Start of Provided data

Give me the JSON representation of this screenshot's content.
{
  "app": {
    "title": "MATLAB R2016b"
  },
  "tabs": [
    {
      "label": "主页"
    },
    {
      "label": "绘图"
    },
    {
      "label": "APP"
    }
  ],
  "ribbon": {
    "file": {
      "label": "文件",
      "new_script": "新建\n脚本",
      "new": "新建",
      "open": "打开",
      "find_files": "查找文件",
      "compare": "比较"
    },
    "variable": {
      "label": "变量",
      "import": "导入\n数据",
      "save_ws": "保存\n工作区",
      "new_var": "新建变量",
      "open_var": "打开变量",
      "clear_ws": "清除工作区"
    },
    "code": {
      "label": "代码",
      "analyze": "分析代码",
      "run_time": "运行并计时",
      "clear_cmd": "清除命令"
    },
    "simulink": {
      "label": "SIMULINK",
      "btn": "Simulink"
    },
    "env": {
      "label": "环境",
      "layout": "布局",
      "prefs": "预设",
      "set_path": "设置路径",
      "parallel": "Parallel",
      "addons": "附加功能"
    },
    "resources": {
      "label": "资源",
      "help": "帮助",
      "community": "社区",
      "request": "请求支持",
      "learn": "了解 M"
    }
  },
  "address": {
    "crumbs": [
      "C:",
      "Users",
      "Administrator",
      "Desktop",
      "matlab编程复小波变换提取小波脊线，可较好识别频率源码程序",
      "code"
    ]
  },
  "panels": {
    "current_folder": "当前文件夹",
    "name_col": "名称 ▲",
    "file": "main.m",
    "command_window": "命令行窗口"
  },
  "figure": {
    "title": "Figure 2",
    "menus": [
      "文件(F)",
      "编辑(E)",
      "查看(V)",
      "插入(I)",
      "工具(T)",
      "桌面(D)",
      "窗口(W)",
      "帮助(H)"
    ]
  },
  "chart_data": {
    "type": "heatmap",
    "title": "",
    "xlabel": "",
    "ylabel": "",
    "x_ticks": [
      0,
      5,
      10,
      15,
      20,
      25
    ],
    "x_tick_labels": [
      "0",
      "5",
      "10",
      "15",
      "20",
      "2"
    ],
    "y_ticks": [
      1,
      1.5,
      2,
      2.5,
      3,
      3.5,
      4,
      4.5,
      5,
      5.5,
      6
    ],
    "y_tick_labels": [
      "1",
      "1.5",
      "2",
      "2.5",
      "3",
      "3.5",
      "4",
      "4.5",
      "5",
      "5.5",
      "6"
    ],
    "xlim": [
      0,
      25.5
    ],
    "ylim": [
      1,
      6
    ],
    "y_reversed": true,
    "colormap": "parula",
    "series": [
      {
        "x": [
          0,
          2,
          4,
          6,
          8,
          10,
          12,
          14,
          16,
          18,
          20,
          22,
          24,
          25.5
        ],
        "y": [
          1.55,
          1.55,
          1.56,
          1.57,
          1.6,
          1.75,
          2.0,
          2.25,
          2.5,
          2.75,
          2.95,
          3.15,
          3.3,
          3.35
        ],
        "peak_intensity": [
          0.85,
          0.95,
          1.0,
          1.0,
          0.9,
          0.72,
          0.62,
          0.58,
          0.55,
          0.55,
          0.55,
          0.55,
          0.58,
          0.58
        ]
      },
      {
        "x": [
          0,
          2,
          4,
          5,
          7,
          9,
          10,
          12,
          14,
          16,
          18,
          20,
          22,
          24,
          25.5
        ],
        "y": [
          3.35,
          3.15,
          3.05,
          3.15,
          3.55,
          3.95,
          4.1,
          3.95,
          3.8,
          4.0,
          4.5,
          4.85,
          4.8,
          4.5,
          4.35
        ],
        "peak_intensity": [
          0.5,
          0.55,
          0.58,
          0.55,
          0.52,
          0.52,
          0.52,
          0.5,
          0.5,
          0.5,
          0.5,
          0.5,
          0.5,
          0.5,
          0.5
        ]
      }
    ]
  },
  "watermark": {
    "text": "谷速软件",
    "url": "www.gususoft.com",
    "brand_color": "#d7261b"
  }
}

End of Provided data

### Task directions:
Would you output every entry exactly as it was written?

### Result of the task:
Give me the JSON representation of this screenshot's content.
{
  "app": {
    "title": "MATLAB R2016b"
  },
  "tabs": [
    {
      "label": "主页"
    },
    {
      "label": "绘图"
    },
    {
      "label": "APP"
    }
  ],
  "ribbon": {
    "file": {
      "label": "文件",
      "new_script": "新建\n脚本",
      "new": "新建",
      "open": "打开",
      "find_files": "查找文件",
      "compare": "比较"
    },
    "variable": {
      "label": "变量",
      "import": "导入\n数据",
      "save_ws": "保存\n工作区",
      "new_var": "新建变量",
      "open_var": "打开变量",
      "clear_ws": "清除工作区"
    },
    "code": {
      "label": "代码",
      "analyze": "分析代码",
      "run_time": "运行并计时",
      "clear_cmd": "清除命令"
    },
    "simulink": {
      "label": "SIMULINK",
      "btn": "Simulink"
    },
    "env": {
      "label": "环境",
      "layout": "布局",
      "prefs": "预设",
      "set_path": "设置路径",
      "parallel": "Parallel",
      "addons": "附加功能"
    },
    "resources": {
      "label": "资源",
      "help": "帮助",
      "community": "社区",
      "request": "请求支持",
      "learn": "了解 M"
    }
  },
  "address": {
    "crumbs": [
      "C:",
      "Users",
      "Administrator",
      "Desktop",
      "matlab编程复小波变换提取小波脊线，可较好识别频率源码程序",
      "code"
    ]
  },
  "panels": {
    "current_folder": "当前文件夹",
    "name_col": "名称 ▲",
    "file": "main.m",
    "command_window": "命令行窗口"
  },
  "figure": {
    "title": "Figure 2",
    "menus": [
      "文件(F)",
      "编辑(E)",
      "查看(V)",
      "插入(I)",
      "工具(T)",
      "桌面(D)",
      "窗口(W)",
      "帮助(H)"
    ]
  },
  "chart_data": {
    "type": "heatmap",
    "title": "",
    "xlabel": "",
    "ylabel": "",
    "x_ticks": [
      0,
      5,
      10,
      15,
      20,
      25
    ],
    "x_tick_labels": [
      "0",
      "5",
      "10",
      "15",
      "20",
      "2"
    ],
    "y_ticks": [
      1,
      1.5,
      2,
      2.5,
      3,
      3.5,
      4,
      4.5,
      5,
      5.5,
      6
    ],
    "y_tick_labels": [
      "1",
      "1.5",
      "2",
      "2.5",
      "3",
      "3.5",
      "4",
      "4.5",
      "5",
      "5.5",
      "6"
    ],
    "xlim": [
      0,
      25.5
    ],
    "ylim": [
      1,
      6
    ],
    "y_reversed": true,
    "colormap": "parula",
    "series": [
      {
        "x": [
          0,
          2,
          4,
          6,
          8,
          10,
          12,
          14,
          16,
          18,
          20,
          22,
          24,
          25.5
        ],
        "y": [
          1.55,
          1.55,
          1.56,
          1.57,
          1.6,
          1.75,
          2.0,
          2.25,
          2.5,
          2.75,
          2.95,
          3.15,
          3.3,
          3.35
        ],
        "peak_intensity": [
          0.85,
          0.95,
          1.0,
          1.0,
          0.9,
          0.72,
          0.62,
          0.58,
          0.55,
          0.55,
          0.55,
          0.55,
          0.58,
          0.58
        ]
      },
      {
        "x": [
          0,
          2,
          4,
          5,
          7,
          9,
          10,
          12,
          14,
          16,
          18,
          20,
          22,
          24,
          25.5
        ],
        "y": [
          3.35,
          3.15,
          3.05,
          3.15,
          3.55,
          3.95,
          4.1,
          3.95,
          3.8,
          4.0,
          4.5,
          4.85,
          4.8,
          4.5,
          4.35
        ],
        "peak_intensity": [
          0.5,
          0.55,
          0.58,
          0.55,
          0.52,
          0.52,
          0.52,
          0.5,
          0.5,
          0.5,
          0.5,
          0.5,
          0.5,
          0.5,
          0.5
        ]
      }
    ]
  },
  "watermark": {
    "text": "谷速软件",
    "url": "www.gususoft.com",
    "brand_color": "#d7261b"
  }
}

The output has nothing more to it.